Normally a limited company will be a business. Trading to create a profit, which will in turn be taxed by HM Revenue and Customs (HMRC). Less often, companies are formed for other reasons, such as to hold onto an asset or ensure a company name is kept safe from being used by someone else.
These are known as dormant companies. A dormant company is a company that HMRC deem as not trading for corporation tax services.
What counts as active for corporation tax?
HMRC define a company as active when it is engaging in activities that generate an income. This includes carrying on a business activity, managing investments or even earning interest. This is not the same as other definitions for trading with respect to VAT or Companies House. The definitions may also not match those set by various accounting conventions used to prepare audited accounts.
When does a company not count as active?
The main period in which a company is not counted as active for corporation tax purposes will be after it has been incorporated but before it starts trading.
As long as the company has not started selling goods or services or been involved in an activity that would generate income it will not count as trading and therefore not be active. The company can still engage in activities and incur expenses as it prepares to trade without having to become active. These activities include those along the lines of writing a business plan or negotiating contracts.
A company can also inform HMRC that it has ceased trading and then become dormant.
What does it mean to be dormant?
HMRC views a dormant company as a company that is not required to complete a corporation tax return. There are a variety of reasons a company can be dormant, such as being inactive as mentioned above or a company that has been formed for another purpose, such as to be sold by a company formation agent or to take ownership of an asset like land or intellectual property.
Obligations for a dormant company
A dormant company still has obligations to fulfil for Companies House, even if HMRC do not require a tax return. The company annual return (a document containing company details such as the registered office and share capital) still needs to be completed each year. A simplified set of company accounts known as dormant company accounts also need to be completed. These accounts show the balance sheet of the company, which for dormant companies usually consist of shares and the amount paid/unpaid on each share.
Failure to keep these documents up to date could result in fines or the company being dissolved by Companies House (meaning the company would no longer exist).
When the company becomes active
If the dormant company becomes active, HMRC must be notified within three months. This is most often done through the government gateway, however it also be done by post using the form CT41G which HMRC will have sent soon after the company was incorporated.
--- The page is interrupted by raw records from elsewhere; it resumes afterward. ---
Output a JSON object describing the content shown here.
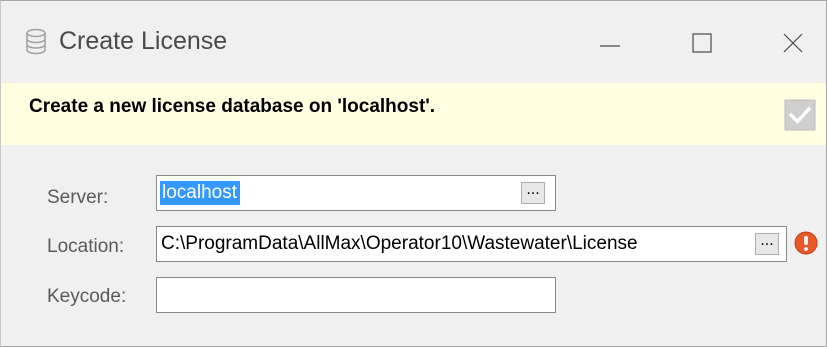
{
  "window": {
    "title": "Create License",
    "icon": "database-icon",
    "controls": [
      "minimize-icon",
      "maximize-icon",
      "close-icon"
    ]
  },
  "banner": {
    "message": "Create a new license database on 'localhost'.",
    "check_icon": "checkmark-icon",
    "background": "#ffffe2"
  },
  "form": {
    "server": {
      "label": "Server:",
      "value": "localhost",
      "selected": true,
      "browse_label": "..."
    },
    "location": {
      "label": "Location:",
      "value": "C:\\ProgramData\\AllMax\\Operator10\\Wastewater\\License",
      "browse_label": "...",
      "status_icon": "error-icon",
      "status_color": "#e8582a"
    },
    "keycode": {
      "label": "Keycode:",
      "value": ""
    }
  },
  "colors": {
    "selection": "#3399ff",
    "window_bg": "#f0f0f0"
  }
}
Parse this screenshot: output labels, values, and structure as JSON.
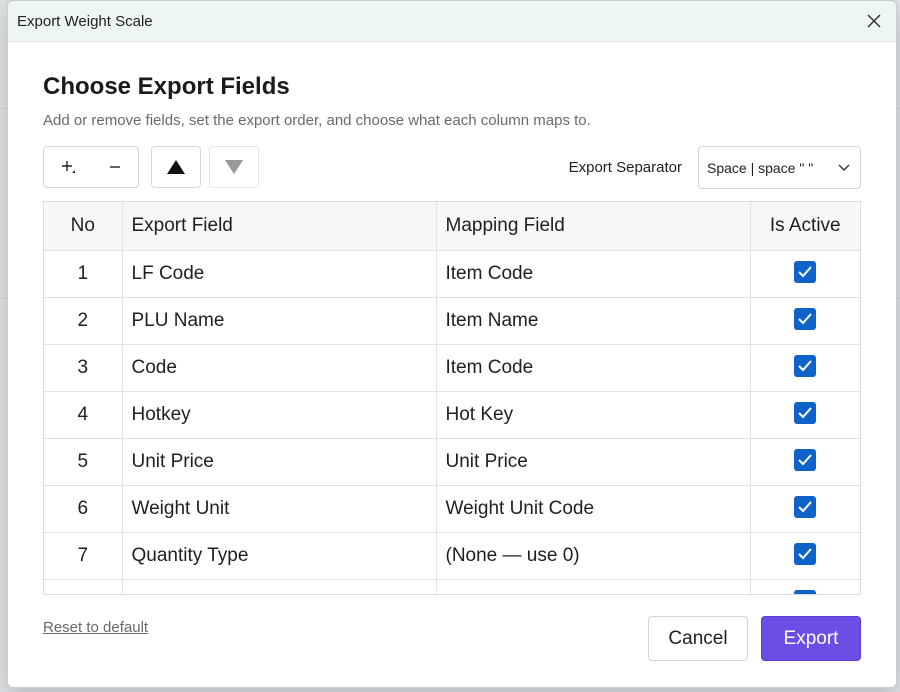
{
  "window": {
    "title": "Export Weight Scale"
  },
  "header": {
    "heading": "Choose Export Fields",
    "subtitle": "Add or remove fields, set the export order, and choose what each column maps to."
  },
  "toolbar": {
    "add_icon": "plus-icon",
    "remove_icon": "minus-icon",
    "move_up_icon": "triangle-up-icon",
    "move_down_icon": "triangle-down-icon",
    "separator_label": "Export Separator",
    "separator_value": "Space | space \" \""
  },
  "table": {
    "headers": {
      "no": "No",
      "export_field": "Export Field",
      "mapping_field": "Mapping Field",
      "is_active": "Is Active"
    },
    "rows": [
      {
        "no": "1",
        "export_field": "LF Code",
        "mapping_field": "Item Code",
        "active": true
      },
      {
        "no": "2",
        "export_field": "PLU Name",
        "mapping_field": "Item Name",
        "active": true
      },
      {
        "no": "3",
        "export_field": "Code",
        "mapping_field": "Item Code",
        "active": true
      },
      {
        "no": "4",
        "export_field": "Hotkey",
        "mapping_field": "Hot Key",
        "active": true
      },
      {
        "no": "5",
        "export_field": "Unit Price",
        "mapping_field": "Unit Price",
        "active": true
      },
      {
        "no": "6",
        "export_field": "Weight Unit",
        "mapping_field": "Weight Unit Code",
        "active": true
      },
      {
        "no": "7",
        "export_field": "Quantity Type",
        "mapping_field": "(None — use 0)",
        "active": true
      },
      {
        "no": "",
        "export_field": "",
        "mapping_field": "",
        "active": true
      }
    ]
  },
  "footer": {
    "reset_label": "Reset to default",
    "cancel_label": "Cancel",
    "export_label": "Export"
  },
  "colors": {
    "accent": "#6c4de6",
    "checkbox": "#0e62c8",
    "titlebar": "#eef6f3"
  }
}
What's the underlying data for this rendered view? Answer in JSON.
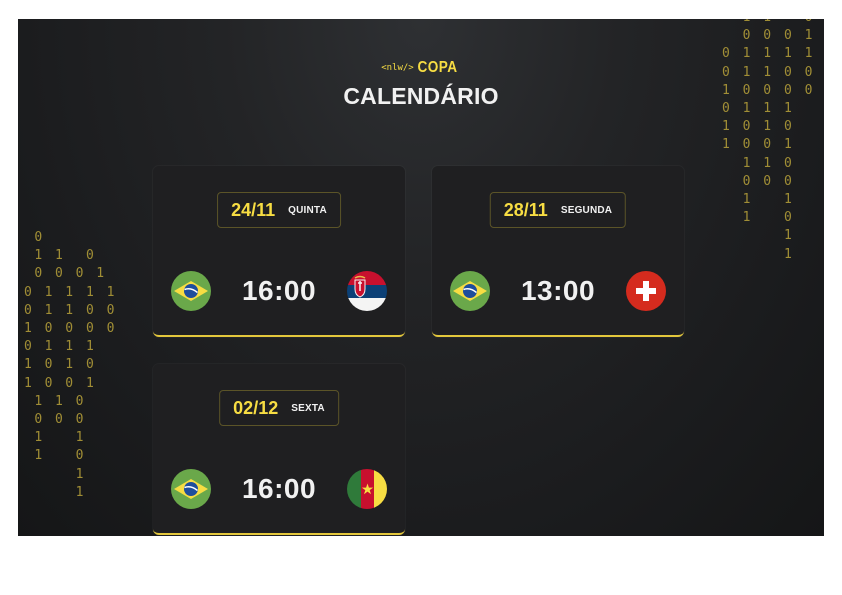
{
  "header": {
    "logo_prefix": "<nlw/>",
    "logo_name": "COPA",
    "title": "CALENDÁRIO"
  },
  "decor": {
    "binary_left": " 0\n 1 1  0\n 0 0 0 1\n0 1 1 1 1\n0 1 1 0 0\n1 0 0 0 0\n0 1 1 1\n1 0 1 0\n1 0 0 1\n 1 1 0\n 0 0 0\n 1   1\n 1   0\n     1\n     1",
    "binary_right": "  1 1   0\n  0 0 0 1\n0 1 1 1 1\n0 1 1 0 0\n1 0 0 0 0\n0 1 1 1\n1 0 1 0\n1 0 0 1\n  1 1 0\n  0 0 0\n  1   1\n  1   0\n      1\n      1"
  },
  "matches": [
    {
      "date": "24/11",
      "weekday": "QUINTA",
      "time": "16:00",
      "home_flag": "brazil-flag-icon",
      "away_flag": "serbia-flag-icon"
    },
    {
      "date": "28/11",
      "weekday": "SEGUNDA",
      "time": "13:00",
      "home_flag": "brazil-flag-icon",
      "away_flag": "switzerland-flag-icon"
    },
    {
      "date": "02/12",
      "weekday": "SEXTA",
      "time": "16:00",
      "home_flag": "brazil-flag-icon",
      "away_flag": "cameroon-flag-icon"
    }
  ],
  "colors": {
    "accent": "#f7dd43",
    "background": "#1b1c1e",
    "card": "#1f1f21",
    "text": "#f1f1f1"
  }
}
If you have any questions regarding the above or for limited companies and corporation tax in general, please do not hesitate to contact us.